HOW TO COMPLETE THIS TASK
The entries below should be output exactly as written.

MATERIAL FOR THIS TASK
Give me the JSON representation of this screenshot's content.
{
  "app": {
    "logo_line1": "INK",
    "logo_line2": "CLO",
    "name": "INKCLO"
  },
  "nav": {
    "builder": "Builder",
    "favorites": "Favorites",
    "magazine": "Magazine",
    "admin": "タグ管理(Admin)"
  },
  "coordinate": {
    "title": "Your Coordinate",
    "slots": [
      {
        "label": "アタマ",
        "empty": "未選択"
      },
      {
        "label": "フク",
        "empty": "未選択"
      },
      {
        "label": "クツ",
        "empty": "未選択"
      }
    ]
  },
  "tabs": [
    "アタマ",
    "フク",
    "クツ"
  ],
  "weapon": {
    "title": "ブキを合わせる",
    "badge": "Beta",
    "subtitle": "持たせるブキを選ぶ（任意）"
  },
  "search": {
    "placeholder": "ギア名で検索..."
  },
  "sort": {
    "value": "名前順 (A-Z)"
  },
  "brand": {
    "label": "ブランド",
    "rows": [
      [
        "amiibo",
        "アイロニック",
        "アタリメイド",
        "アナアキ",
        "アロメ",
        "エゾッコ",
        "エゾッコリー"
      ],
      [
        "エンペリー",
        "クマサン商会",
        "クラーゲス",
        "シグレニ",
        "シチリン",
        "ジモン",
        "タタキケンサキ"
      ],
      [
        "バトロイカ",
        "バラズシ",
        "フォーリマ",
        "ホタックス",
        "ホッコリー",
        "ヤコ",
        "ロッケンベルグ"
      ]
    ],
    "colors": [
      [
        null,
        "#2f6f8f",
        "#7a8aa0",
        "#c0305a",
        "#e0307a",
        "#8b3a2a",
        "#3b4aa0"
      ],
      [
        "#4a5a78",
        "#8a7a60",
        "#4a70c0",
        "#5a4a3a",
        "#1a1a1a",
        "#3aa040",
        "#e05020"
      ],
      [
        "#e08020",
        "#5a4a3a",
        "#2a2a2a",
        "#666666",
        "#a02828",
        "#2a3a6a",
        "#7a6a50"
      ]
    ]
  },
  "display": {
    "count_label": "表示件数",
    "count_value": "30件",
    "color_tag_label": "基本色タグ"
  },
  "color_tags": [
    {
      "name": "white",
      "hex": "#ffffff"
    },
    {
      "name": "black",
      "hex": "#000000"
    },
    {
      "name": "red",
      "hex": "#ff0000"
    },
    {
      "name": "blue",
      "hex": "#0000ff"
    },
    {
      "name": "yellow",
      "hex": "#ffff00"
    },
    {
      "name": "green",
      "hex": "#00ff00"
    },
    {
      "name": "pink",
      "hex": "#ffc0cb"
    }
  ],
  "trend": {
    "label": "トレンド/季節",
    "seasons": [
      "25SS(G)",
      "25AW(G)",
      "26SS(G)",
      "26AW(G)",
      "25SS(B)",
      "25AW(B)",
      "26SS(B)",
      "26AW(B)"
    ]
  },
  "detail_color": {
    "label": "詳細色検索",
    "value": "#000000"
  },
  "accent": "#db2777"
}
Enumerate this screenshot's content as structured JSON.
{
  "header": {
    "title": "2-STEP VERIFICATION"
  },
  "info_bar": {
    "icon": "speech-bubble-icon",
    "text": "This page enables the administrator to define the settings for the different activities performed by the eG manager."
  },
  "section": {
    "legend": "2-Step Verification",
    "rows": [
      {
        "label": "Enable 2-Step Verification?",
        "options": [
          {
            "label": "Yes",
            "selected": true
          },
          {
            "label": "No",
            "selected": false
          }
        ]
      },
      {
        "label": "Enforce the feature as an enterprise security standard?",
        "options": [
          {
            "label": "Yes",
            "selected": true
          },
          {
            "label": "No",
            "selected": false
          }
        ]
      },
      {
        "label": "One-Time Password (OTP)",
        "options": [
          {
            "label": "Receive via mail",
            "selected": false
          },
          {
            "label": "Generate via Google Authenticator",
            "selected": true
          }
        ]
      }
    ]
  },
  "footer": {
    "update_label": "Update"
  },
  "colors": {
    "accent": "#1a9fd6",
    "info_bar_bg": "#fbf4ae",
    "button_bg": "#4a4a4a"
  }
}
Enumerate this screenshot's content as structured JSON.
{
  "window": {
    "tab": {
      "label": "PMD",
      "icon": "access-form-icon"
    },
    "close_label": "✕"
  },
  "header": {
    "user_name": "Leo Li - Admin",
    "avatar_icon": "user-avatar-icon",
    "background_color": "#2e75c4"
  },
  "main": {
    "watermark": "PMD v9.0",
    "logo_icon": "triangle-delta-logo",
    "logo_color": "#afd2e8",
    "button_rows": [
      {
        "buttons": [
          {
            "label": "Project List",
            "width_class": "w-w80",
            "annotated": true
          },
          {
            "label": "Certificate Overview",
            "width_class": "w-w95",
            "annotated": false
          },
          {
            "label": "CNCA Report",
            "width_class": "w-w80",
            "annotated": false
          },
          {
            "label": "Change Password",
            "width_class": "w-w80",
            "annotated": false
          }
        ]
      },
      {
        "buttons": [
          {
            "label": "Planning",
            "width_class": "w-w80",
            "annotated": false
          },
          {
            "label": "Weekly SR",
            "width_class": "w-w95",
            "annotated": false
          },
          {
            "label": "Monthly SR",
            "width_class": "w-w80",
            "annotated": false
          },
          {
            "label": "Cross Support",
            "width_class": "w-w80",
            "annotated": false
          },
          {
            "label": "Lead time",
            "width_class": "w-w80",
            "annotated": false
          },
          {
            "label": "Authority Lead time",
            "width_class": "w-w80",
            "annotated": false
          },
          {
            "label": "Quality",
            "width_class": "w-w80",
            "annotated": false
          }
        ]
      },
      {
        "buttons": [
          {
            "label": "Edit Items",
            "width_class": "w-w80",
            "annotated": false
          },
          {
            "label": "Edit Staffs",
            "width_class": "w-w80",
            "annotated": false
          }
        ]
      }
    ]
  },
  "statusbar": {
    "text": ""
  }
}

RESPONSE AREA
Give me the JSON representation of this screenshot's content.
{
  "app": {
    "logo_line1": "INK",
    "logo_line2": "CLO",
    "name": "INKCLO"
  },
  "nav": {
    "builder": "Builder",
    "favorites": "Favorites",
    "magazine": "Magazine",
    "admin": "タグ管理(Admin)"
  },
  "coordinate": {
    "title": "Your Coordinate",
    "slots": [
      {
        "label": "アタマ",
        "empty": "未選択"
      },
      {
        "label": "フク",
        "empty": "未選択"
      },
      {
        "label": "クツ",
        "empty": "未選択"
      }
    ]
  },
  "tabs": [
    "アタマ",
    "フク",
    "クツ"
  ],
  "weapon": {
    "title": "ブキを合わせる",
    "badge": "Beta",
    "subtitle": "持たせるブキを選ぶ（任意）"
  },
  "search": {
    "placeholder": "ギア名で検索..."
  },
  "sort": {
    "value": "名前順 (A-Z)"
  },
  "brand": {
    "label": "ブランド",
    "rows": [
      [
        "amiibo",
        "アイロニック",
        "アタリメイド",
        "アナアキ",
        "アロメ",
        "エゾッコ",
        "エゾッコリー"
      ],
      [
        "エンペリー",
        "クマサン商会",
        "クラーゲス",
        "シグレニ",
        "シチリン",
        "ジモン",
        "タタキケンサキ"
      ],
      [
        "バトロイカ",
        "バラズシ",
        "フォーリマ",
        "ホタックス",
        "ホッコリー",
        "ヤコ",
        "ロッケンベルグ"
      ]
    ],
    "colors": [
      [
        null,
        "#2f6f8f",
        "#7a8aa0",
        "#c0305a",
        "#e0307a",
        "#8b3a2a",
        "#3b4aa0"
      ],
      [
        "#4a5a78",
        "#8a7a60",
        "#4a70c0",
        "#5a4a3a",
        "#1a1a1a",
        "#3aa040",
        "#e05020"
      ],
      [
        "#e08020",
        "#5a4a3a",
        "#2a2a2a",
        "#666666",
        "#a02828",
        "#2a3a6a",
        "#7a6a50"
      ]
    ]
  },
  "display": {
    "count_label": "表示件数",
    "count_value": "30件",
    "color_tag_label": "基本色タグ"
  },
  "color_tags": [
    {
      "name": "white",
      "hex": "#ffffff"
    },
    {
      "name": "black",
      "hex": "#000000"
    },
    {
      "name": "red",
      "hex": "#ff0000"
    },
    {
      "name": "blue",
      "hex": "#0000ff"
    },
    {
      "name": "yellow",
      "hex": "#ffff00"
    },
    {
      "name": "green",
      "hex": "#00ff00"
    },
    {
      "name": "pink",
      "hex": "#ffc0cb"
    }
  ],
  "trend": {
    "label": "トレンド/季節",
    "seasons": [
      "25SS(G)",
      "25AW(G)",
      "26SS(G)",
      "26AW(G)",
      "25SS(B)",
      "25AW(B)",
      "26SS(B)",
      "26AW(B)"
    ]
  },
  "detail_color": {
    "label": "詳細色検索",
    "value": "#000000"
  },
  "accent": "#db2777"
}
Enumerate this screenshot's content as structured JSON.
{
  "header": {
    "title": "2-STEP VERIFICATION"
  },
  "info_bar": {
    "icon": "speech-bubble-icon",
    "text": "This page enables the administrator to define the settings for the different activities performed by the eG manager."
  },
  "section": {
    "legend": "2-Step Verification",
    "rows": [
      {
        "label": "Enable 2-Step Verification?",
        "options": [
          {
            "label": "Yes",
            "selected": true
          },
          {
            "label": "No",
            "selected": false
          }
        ]
      },
      {
        "label": "Enforce the feature as an enterprise security standard?",
        "options": [
          {
            "label": "Yes",
            "selected": true
          },
          {
            "label": "No",
            "selected": false
          }
        ]
      },
      {
        "label": "One-Time Password (OTP)",
        "options": [
          {
            "label": "Receive via mail",
            "selected": false
          },
          {
            "label": "Generate via Google Authenticator",
            "selected": true
          }
        ]
      }
    ]
  },
  "footer": {
    "update_label": "Update"
  },
  "colors": {
    "accent": "#1a9fd6",
    "info_bar_bg": "#fbf4ae",
    "button_bg": "#4a4a4a"
  }
}
Enumerate this screenshot's content as structured JSON.
{
  "window": {
    "tab": {
      "label": "PMD",
      "icon": "access-form-icon"
    },
    "close_label": "✕"
  },
  "header": {
    "user_name": "Leo Li - Admin",
    "avatar_icon": "user-avatar-icon",
    "background_color": "#2e75c4"
  },
  "main": {
    "watermark": "PMD v9.0",
    "logo_icon": "triangle-delta-logo",
    "logo_color": "#afd2e8",
    "button_rows": [
      {
        "buttons": [
          {
            "label": "Project List",
            "width_class": "w-w80",
            "annotated": true
          },
          {
            "label": "Certificate Overview",
            "width_class": "w-w95",
            "annotated": false
          },
          {
            "label": "CNCA Report",
            "width_class": "w-w80",
            "annotated": false
          },
          {
            "label": "Change Password",
            "width_class": "w-w80",
            "annotated": false
          }
        ]
      },
      {
        "buttons": [
          {
            "label": "Planning",
            "width_class": "w-w80",
            "annotated": false
          },
          {
            "label": "Weekly SR",
            "width_class": "w-w95",
            "annotated": false
          },
          {
            "label": "Monthly SR",
            "width_class": "w-w80",
            "annotated": false
          },
          {
            "label": "Cross Support",
            "width_class": "w-w80",
            "annotated": false
          },
          {
            "label": "Lead time",
            "width_class": "w-w80",
            "annotated": false
          },
          {
            "label": "Authority Lead time",
            "width_class": "w-w80",
            "annotated": false
          },
          {
            "label": "Quality",
            "width_class": "w-w80",
            "annotated": false
          }
        ]
      },
      {
        "buttons": [
          {
            "label": "Edit Items",
            "width_class": "w-w80",
            "annotated": false
          },
          {
            "label": "Edit Staffs",
            "width_class": "w-w80",
            "annotated": false
          }
        ]
      }
    ]
  },
  "statusbar": {
    "text": ""
  }
}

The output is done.